Adding an existing library or jarfile to an Android application is easy enough, but what if you wish to add it into the frameworks themselves? This post covers how to do so with an existing jarfile, though it’s also very easy to do so with the source code of the library.
Adding Files to Prebuilt
So you’ve downloaded or built the library into a jar file, which we’ll call
mylib.jar. Copy this jar file into the Android prebuilts directory, somewhere such as
[android]/prebuilts/misc/common/mylib/, in which
[android] is the top-level directory of the Android source code, like AOSP or Cyanogenmod.
In that same directory, create a makefile called
Android.mk (it must be called exactly that) with the following contents:
$ LOCAL_PATH := $(call my-dir) include $(CLEAR_VARS) LOCAL_MODULE := mylib LOCAL_MODULE_TAGS := optional LOCAL_SRC_FILES := mylib.jar LOCAL_MODULE_CLASS := JAVA_LIBRARIES LOCAL_MODULE_SUFFIX := $(COMMON_JAVA_PACKAGE_SUFFIX) include $(BUILD_PREBUILT)
You can specify any name you wish for
LOCAL_MODULE, but ensure that
LOCAL_SRC_FILES specifies your jar file exactly as it is named.
Now, to build that new file, go to the top-level Android source directory and run
make prebuilts, which should setup your library properly. Or, navigate to the directory where you added the library and run
mm. The output of the build should include one “Install:” line per library that you added.
Adding additional libraries in the same directory
Android.mkmakefile. Just add the other library as such:
$ LOCAL_PATH := $(call my-dir) ## for mylib include $(CLEAR_VARS) LOCAL_MODULE := mylib LOCAL_MODULE_TAGS := optional LOCAL_SRC_FILES := mylib.jar LOCAL_MODULE_CLASS := JAVA_LIBRARIES LOCAL_MODULE_SUFFIX := $(COMMON_JAVA_PACKAGE_SUFFIX) include $(BUILD_PREBUILT) ## for anotherlib include $(CLEAR_VARS) LOCAL_MODULE := anotherlib LOCAL_MODULE_TAGS := optional LOCAL_SRC_FILES := anotherlib.jar LOCAL_MODULE_CLASS := JAVA_LIBRARIES LOCAL_MODULE_SUFFIX := $(COMMON_JAVA_PACKAGE_SUFFIX) include $(BUILD_PREBUILT)
Using the Library in the Android Frameworks
Now that we have the library properly setup and built, we can use it by including it as a static library in the makefile of any other Android module. For example, if we wanted to use it in a system service like the
AlarmManagerService or any other code in the
frameworks/base project, we can add it to the makefile

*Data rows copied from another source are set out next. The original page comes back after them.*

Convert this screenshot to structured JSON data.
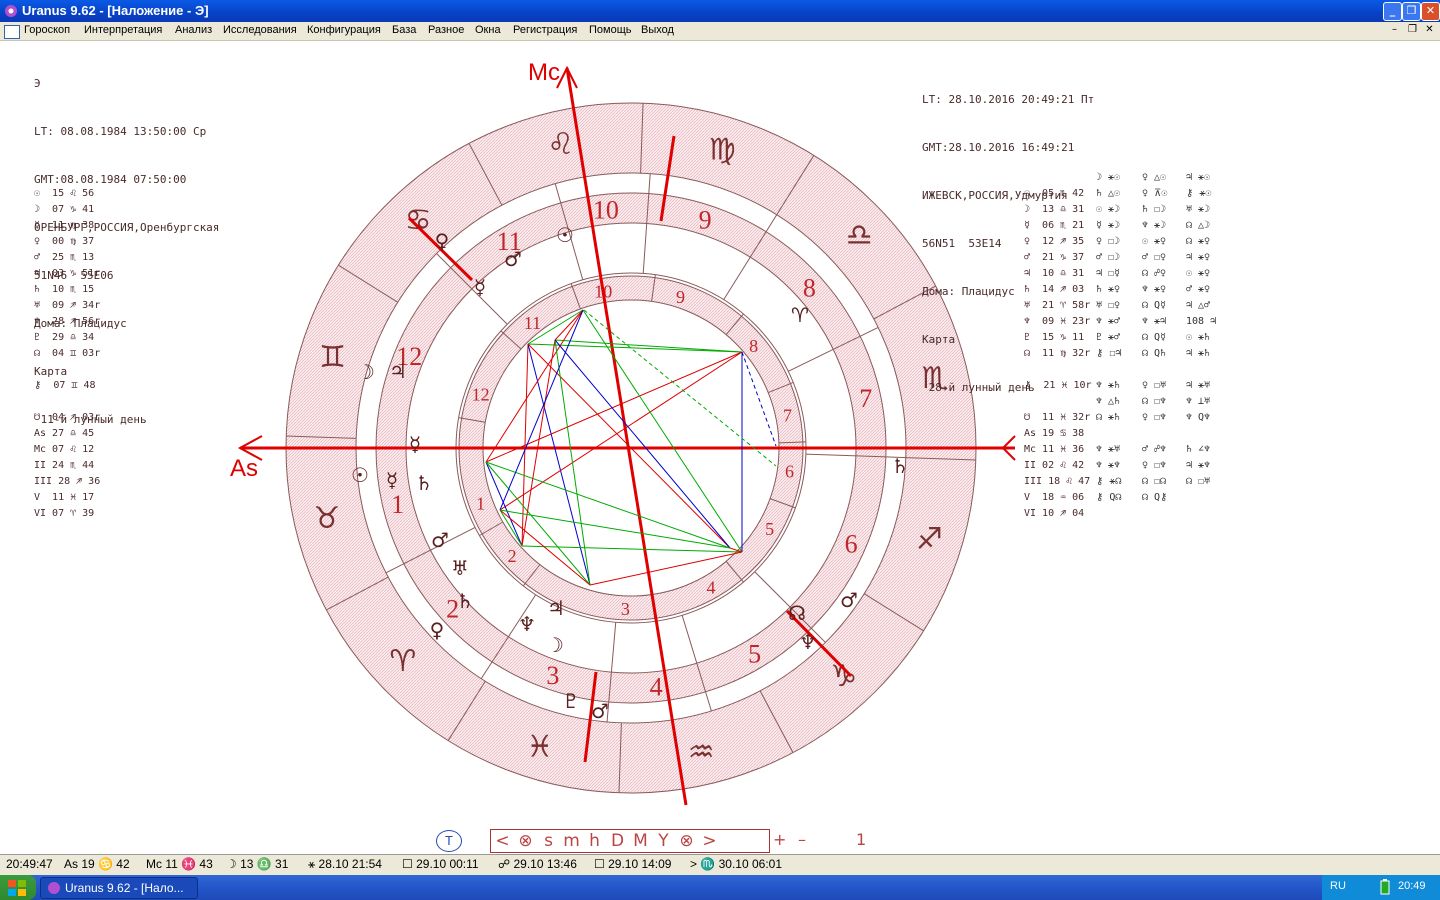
{
  "window": {
    "title": "Uranus 9.62 - [Наложение  - Э]"
  },
  "menu": [
    "Гороскоп",
    "Интерпретация",
    "Анализ",
    "Исследования",
    "Конфигурация",
    "База",
    "Разное",
    "Окна",
    "Регистрация",
    "Помощь",
    "Выход"
  ],
  "left_chart": {
    "lines": [
      "Э",
      "LT: 08.08.1984 13:50:00 Ср",
      "GMT:08.08.1984 07:50:00",
      "ОРЕНБУРГ,РОССИЯ,Оренбургская",
      "51N46  55E06",
      "Дома: Плацидус",
      "Карта",
      " 11-й лунный день"
    ],
    "planets": [
      "☉  15 ♌ 56",
      "☽  07 ♑ 41",
      "☿  11 ♍ 38",
      "♀  00 ♍ 37",
      "♂  25 ♏ 13",
      "♃  03 ♑ 51r",
      "♄  10 ♏ 15",
      "♅  09 ♐ 34r",
      "♆  28 ♐ 56r",
      "♇  29 ♎ 34",
      "☊  04 ♊ 03r",
      "",
      "⚷  07 ♊ 48",
      "",
      "☋  04 ♐ 03r",
      "As 27 ♎ 45",
      "Mc 07 ♌ 12",
      "II 24 ♏ 44",
      "III 28 ♐ 36",
      "V  11 ♓ 17",
      "VI 07 ♈ 39"
    ]
  },
  "right_chart": {
    "lines": [
      "LT: 28.10.2016 20:49:21 Пт",
      "GMT:28.10.2016 16:49:21",
      "ИЖЕВСК,РОССИЯ,Удмуртия",
      "56N51  53E14",
      "Дома: Плацидус",
      "Карта",
      " 28-й лунный день"
    ],
    "planets": [
      "☉  05 ♏ 42",
      "☽  13 ♎ 31",
      "☿  06 ♏ 21",
      "♀  12 ♐ 35",
      "♂  21 ♑ 37",
      "♃  10 ♎ 31",
      "♄  14 ♐ 03",
      "♅  21 ♈ 58r",
      "♆  09 ♓ 23r",
      "♇  15 ♑ 11",
      "☊  11 ♍ 32r",
      "",
      "⚷  21 ♓ 10r",
      "",
      "☋  11 ♓ 32r",
      "As 19 ♋ 38",
      "Mc 11 ♓ 36",
      "II 02 ♌ 42",
      "III 18 ♌ 47",
      "V  18 ♒ 06",
      "VI 10 ♐ 04"
    ]
  },
  "aspect_cols": [
    [
      "☽ ⚹☉",
      "♄ △☉",
      "☉ ⚹☽",
      "☿ ⚹☽",
      "♀ ☐☽",
      "♂ ☐☽",
      "♃ ☐☿",
      "♄ ⚹♀",
      "♅ ☐♀",
      "♆ ⚹♂",
      "♇ ⚹♂",
      "⚷ ☐♃",
      "",
      "♆ ⚹♄",
      "♆ △♄",
      "☊ ⚹♄",
      "",
      "♆ ⚹♅",
      "♆ ⚹♆",
      "⚷ ⚹☊",
      "⚷ Q☊"
    ],
    [
      "♀ △☉",
      "♀ ⊼☉",
      "♄ ☐☽",
      "♆ ⚹☽",
      "☉ ⚹♀",
      "♂ ☐♀",
      "☊ ☍♀",
      "♆ ⚹♀",
      "☊ Q☿",
      "♆ ⚹♃",
      "☊ Q☿",
      "☊ Q♄",
      "",
      "♀ ☐♅",
      "☊ ☐♆",
      "♀ ☐♆",
      "",
      "♂ ☍♆",
      "♀ ☐♆",
      "☊ ☐☊",
      "☊ Q⚷"
    ],
    [
      "♃ ⚹☉",
      "⚷ ⚹☉",
      "♅ ⚹☽",
      "☊ △☽",
      "☊ ⚹♀",
      "♃ ⚹♀",
      "☉ ⚹♀",
      "♂ ⚹♀",
      "♃ △♂",
      "108 ♃",
      "☉ ⚹♄",
      "♃ ⚹♄",
      "",
      "♃ ⚹♅",
      "♆ ⊥♅",
      "♆ Q♆",
      "",
      "♄ ∠♆",
      "♃ ⚹♆",
      "☊ ☐♅",
      ""
    ]
  ],
  "navbar": [
    "<",
    "⊗",
    "s",
    "m",
    "h",
    "D",
    "M",
    "Y",
    "⊗",
    ">"
  ],
  "nav_t": "T",
  "nav_plus": "+",
  "nav_minus": "–",
  "nav_count": "1",
  "status": [
    "20:49:47",
    "As 19 ♋ 42",
    "Mc 11 ♓ 43",
    "☽ 13 ♎ 31",
    "⚹ 28.10 21:54",
    "☐ 29.10 00:11",
    "☍ 29.10 13:46",
    "☐ 29.10 14:09",
    "> ♏ 30.10 06:01"
  ],
  "taskbar": {
    "task": "Uranus 9.62 - [Нало...",
    "lang": "RU",
    "clock": "20:49"
  },
  "wheel": {
    "zodiac_glyphs": [
      "♈",
      "♉",
      "♊",
      "♋",
      "♌",
      "♍",
      "♎",
      "♏",
      "♐",
      "♑",
      "♒",
      "♓"
    ],
    "outer_house_numbers": [
      "1",
      "2",
      "3",
      "4",
      "5",
      "6",
      "7",
      "8",
      "9",
      "10",
      "11",
      "12"
    ],
    "inner_house_numbers": [
      "1",
      "2",
      "3",
      "4",
      "5",
      "6",
      "7",
      "8",
      "9",
      "10",
      "11",
      "12"
    ],
    "axis_labels": {
      "mc": "Mc",
      "as": "As"
    },
    "colors": {
      "ring": "#c98a90",
      "axis": "#e00000",
      "text": "#c0262a",
      "planet": "#5a2020"
    }
  }
}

[android]/frameworks/base/Android.mk after the
LOCAL_JAVA_LIBRARIES variable is set. Taking Android M 6.0.1 as an example, we should insert the LOCAL_STATIC_JAVA_LIBRARIES in Line 427 of the framework base’s Android.mk file.
... LOCAL_NO_STANDARD_LIBRARIES := true LOCAL_JAVA_LIBRARIES := core-libart conscrypt okhttp core-junit bouncycastle ext LOCAL_STATIC_JAVA_LIBRARIES += mylib anotherlib ### add this line LOCAL_MODULE := framework ...

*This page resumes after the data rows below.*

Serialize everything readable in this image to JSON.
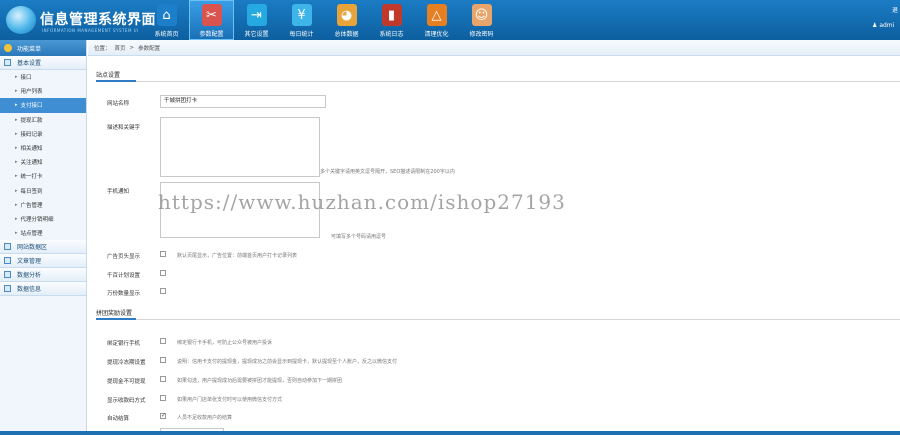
{
  "header": {
    "title": "信息管理系统界面",
    "subtitle": "INFORMATION MANAGEMENT SYSTEM UI",
    "right_top": "退",
    "user": "admi",
    "nav": [
      {
        "label": "系统首页",
        "icon": "home-icon",
        "glyph": "⌂",
        "bg": "#1d7fc9"
      },
      {
        "label": "参数配置",
        "icon": "tools-icon",
        "glyph": "✂",
        "bg": "#d9534f",
        "active": true
      },
      {
        "label": "其它设置",
        "icon": "exit-icon",
        "glyph": "⇥",
        "bg": "#26a9e0"
      },
      {
        "label": "每日统计",
        "icon": "coin-icon",
        "glyph": "¥",
        "bg": "#3db5e8"
      },
      {
        "label": "总体数据",
        "icon": "pie-chart-icon",
        "glyph": "◕",
        "bg": "#e8a43a"
      },
      {
        "label": "系统日志",
        "icon": "book-icon",
        "glyph": "▮",
        "bg": "#c0392b"
      },
      {
        "label": "清理优化",
        "icon": "triangle-icon",
        "glyph": "△",
        "bg": "#e67e22"
      },
      {
        "label": "修改密码",
        "icon": "user-icon",
        "glyph": "☺",
        "bg": "#e8a46a"
      }
    ]
  },
  "sidebar": {
    "quick": "功能菜单",
    "sections": [
      {
        "label": "基本设置",
        "items": [
          "接口",
          "用户列表",
          "支付接口",
          "提现汇款",
          "接码记录",
          "相关通知",
          "关注通知",
          "统一打卡",
          "每日签到",
          "广告管理",
          "代理分销明细",
          "站点管理"
        ]
      },
      {
        "label": "网站数据区"
      },
      {
        "label": "文章管理"
      },
      {
        "label": "数据分析"
      },
      {
        "label": "数据信息"
      }
    ],
    "active_item": 2
  },
  "breadcrumb": [
    "位置：",
    "首页",
    ">",
    "参数配置"
  ],
  "form": {
    "section1": "站点设置",
    "site_name_label": "网站名称",
    "site_name_value": "千城拼团打卡",
    "desc_label": "描述和关键字",
    "desc_hint": "多个关键字请用英文逗号隔开，SEO描述请限制在200字以内",
    "mobile_label": "手机通知",
    "mobile_hint": "可填写多个号码请用逗号",
    "ad_label": "广告页头显示",
    "ad_hint": "默认页尾显示，广告位置：前端首页用户打卡记录列表",
    "open_label": "千百计划设置",
    "stop_label": "万份数量显示",
    "section2": "拼团奖励设置",
    "rows": [
      {
        "label": "绑定银行手机",
        "hint": "绑定银行卡手机，可防止公众号被用户投诉"
      },
      {
        "label": "提现冷冻期设置",
        "hint": "说明：信用卡支付的提现金，提现成功之前会显示到提现卡，默认提现至个人账户，反之以微信支付"
      },
      {
        "label": "提现金不可提现",
        "hint": "如果勾选，用户提现成功后需要被拼团才能提现，否则自动参加下一期拼团"
      },
      {
        "label": "显示收款码方式",
        "hint": "如果用户门店单张支付时可以使用微信支付方式"
      },
      {
        "label": "自动结算",
        "hint": "人员不足收款用户的结算",
        "checked": true
      },
      {
        "label": "一一一一",
        "hint": ""
      }
    ]
  },
  "watermark": "https://www.huzhan.com/ishop27193"
}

Don’t forget that after you have built all of Android once using
brunch, you can quickly rebuild all system services, which go into the
services.jar file in the system partition. This is necessary if you imported and used code from the

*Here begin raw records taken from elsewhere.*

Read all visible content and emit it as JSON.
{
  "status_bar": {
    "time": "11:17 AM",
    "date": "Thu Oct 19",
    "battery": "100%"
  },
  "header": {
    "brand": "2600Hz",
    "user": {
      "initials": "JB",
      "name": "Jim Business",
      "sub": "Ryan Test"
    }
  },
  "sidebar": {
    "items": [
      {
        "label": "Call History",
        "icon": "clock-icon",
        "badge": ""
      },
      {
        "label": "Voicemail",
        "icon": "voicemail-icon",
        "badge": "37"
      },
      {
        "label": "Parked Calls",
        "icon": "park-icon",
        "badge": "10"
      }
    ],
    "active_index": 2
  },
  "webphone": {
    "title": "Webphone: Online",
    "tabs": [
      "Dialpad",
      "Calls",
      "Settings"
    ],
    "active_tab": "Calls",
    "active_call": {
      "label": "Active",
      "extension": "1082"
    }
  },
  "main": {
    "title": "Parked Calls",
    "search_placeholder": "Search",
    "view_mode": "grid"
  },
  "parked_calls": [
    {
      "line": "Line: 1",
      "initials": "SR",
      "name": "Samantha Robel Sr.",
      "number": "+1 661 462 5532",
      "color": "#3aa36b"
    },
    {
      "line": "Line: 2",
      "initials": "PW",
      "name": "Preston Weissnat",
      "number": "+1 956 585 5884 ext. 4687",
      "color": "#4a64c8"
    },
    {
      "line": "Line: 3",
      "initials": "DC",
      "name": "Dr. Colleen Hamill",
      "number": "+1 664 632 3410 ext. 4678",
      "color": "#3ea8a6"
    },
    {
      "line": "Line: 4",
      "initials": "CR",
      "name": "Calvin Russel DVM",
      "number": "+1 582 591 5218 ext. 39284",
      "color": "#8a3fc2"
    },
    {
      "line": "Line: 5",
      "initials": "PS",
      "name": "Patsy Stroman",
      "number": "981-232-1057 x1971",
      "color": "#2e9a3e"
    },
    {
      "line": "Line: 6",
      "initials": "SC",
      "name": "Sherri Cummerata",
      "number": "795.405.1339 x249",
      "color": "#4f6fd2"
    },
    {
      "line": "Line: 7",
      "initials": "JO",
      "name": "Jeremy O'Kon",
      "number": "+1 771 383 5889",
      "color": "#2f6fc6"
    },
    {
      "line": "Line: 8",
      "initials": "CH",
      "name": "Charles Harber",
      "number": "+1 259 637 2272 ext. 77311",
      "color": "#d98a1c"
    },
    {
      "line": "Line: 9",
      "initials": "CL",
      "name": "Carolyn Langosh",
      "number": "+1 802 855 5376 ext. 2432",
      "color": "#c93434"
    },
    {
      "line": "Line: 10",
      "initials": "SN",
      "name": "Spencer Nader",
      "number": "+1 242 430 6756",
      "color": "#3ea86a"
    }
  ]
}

mylib library in a system service.
cd [android] mmm frameworks/base/services
Now push the rebuilt services file to the device. Only the
adb push command actually moves the service jar to the device, the first few lines are for configuring the system partition to allow us to write a new jar file to it.
adb root adb wait-for-device adb shell mount -o rw,remount /system adb push [android]/out/target/product/hammerhead/system/framework/services.jar /system/framework/services.jar adb reboot
After the reboot, your new service or framework code that uses the new library will be running. If you don’t have a jar file compiled already and you want to add a new external library from source, you should place it in
[android]/external with a similar makefile.